What you are asked to do:
How many lines of the data contain "type"? Reply with the number alone.

Excerpts from an interface dataset:
⁂

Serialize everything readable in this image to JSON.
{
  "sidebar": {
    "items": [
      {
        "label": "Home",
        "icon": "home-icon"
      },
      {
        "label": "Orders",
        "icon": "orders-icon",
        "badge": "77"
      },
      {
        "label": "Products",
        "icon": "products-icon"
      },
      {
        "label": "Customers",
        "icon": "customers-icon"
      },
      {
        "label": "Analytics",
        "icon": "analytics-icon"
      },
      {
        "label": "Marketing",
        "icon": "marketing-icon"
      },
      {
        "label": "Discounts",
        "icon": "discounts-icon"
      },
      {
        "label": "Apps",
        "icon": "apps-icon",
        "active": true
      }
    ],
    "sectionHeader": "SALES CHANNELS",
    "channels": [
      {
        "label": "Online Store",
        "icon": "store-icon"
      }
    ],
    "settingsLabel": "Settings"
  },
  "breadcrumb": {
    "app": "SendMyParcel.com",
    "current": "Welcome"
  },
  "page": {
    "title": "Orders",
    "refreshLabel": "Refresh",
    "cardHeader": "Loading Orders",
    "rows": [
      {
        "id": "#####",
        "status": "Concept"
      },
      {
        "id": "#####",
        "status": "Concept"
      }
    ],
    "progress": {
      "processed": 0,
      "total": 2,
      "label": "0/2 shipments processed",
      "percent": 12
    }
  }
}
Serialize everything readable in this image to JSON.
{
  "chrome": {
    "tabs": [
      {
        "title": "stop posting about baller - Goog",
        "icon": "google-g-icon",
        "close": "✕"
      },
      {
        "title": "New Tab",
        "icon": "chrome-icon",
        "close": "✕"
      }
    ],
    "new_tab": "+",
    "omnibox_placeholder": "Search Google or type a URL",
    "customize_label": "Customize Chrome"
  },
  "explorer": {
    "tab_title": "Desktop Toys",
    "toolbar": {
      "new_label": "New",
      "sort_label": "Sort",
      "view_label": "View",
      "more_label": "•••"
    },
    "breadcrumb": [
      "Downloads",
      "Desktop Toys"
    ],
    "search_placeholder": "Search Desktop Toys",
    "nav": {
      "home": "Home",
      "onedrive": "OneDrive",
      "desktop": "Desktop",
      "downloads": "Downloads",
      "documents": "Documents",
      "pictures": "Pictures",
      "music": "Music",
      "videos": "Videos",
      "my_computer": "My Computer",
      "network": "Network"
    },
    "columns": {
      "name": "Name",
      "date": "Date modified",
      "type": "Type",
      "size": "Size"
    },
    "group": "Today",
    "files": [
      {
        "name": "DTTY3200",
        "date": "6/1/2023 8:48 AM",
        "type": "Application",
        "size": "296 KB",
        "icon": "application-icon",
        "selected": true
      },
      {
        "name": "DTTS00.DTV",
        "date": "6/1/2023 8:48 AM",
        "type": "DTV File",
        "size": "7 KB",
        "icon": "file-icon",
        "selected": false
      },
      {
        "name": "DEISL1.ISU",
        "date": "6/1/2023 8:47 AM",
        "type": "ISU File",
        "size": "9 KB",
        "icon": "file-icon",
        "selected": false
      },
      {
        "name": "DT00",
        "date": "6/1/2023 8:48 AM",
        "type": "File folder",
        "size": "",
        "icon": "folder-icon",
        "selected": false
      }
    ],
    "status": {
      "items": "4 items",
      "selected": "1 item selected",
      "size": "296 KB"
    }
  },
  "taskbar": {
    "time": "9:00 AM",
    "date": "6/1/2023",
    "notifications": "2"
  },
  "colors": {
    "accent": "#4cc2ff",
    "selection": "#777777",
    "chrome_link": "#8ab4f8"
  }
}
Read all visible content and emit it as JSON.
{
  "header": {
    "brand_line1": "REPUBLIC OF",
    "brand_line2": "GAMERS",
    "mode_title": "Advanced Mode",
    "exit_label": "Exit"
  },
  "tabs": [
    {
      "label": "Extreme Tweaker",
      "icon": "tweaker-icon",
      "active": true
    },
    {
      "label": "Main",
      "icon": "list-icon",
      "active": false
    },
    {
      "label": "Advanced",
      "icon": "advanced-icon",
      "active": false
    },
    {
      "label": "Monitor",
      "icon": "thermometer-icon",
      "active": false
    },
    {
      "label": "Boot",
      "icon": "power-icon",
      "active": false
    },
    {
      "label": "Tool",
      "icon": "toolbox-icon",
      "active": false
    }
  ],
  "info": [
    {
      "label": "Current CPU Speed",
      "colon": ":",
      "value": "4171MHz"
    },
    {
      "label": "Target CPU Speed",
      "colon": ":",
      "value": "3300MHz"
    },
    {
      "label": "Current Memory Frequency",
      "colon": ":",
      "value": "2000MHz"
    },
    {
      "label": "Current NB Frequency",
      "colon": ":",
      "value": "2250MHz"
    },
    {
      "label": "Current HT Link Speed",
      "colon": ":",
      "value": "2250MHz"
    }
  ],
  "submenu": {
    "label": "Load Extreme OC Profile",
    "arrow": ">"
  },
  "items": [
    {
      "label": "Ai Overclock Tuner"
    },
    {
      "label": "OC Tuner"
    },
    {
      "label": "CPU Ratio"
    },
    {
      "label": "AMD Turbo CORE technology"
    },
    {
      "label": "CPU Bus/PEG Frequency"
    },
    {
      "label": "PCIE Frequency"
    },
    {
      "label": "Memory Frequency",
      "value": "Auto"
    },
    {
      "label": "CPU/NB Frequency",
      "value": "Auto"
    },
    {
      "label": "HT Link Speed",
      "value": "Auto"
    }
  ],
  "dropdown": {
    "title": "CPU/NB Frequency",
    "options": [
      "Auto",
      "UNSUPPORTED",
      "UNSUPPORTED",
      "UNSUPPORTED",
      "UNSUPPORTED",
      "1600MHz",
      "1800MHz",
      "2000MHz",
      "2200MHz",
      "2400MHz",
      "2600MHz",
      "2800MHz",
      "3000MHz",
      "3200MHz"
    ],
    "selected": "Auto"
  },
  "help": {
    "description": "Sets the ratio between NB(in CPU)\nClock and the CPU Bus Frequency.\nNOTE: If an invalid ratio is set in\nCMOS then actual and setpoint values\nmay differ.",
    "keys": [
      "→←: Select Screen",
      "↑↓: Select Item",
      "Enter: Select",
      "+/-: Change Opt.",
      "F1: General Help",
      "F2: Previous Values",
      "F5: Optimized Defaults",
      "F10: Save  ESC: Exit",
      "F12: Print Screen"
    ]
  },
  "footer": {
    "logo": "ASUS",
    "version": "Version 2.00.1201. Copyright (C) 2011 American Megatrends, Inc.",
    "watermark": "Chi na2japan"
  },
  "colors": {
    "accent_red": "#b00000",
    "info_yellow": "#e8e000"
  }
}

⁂

Written solution:
6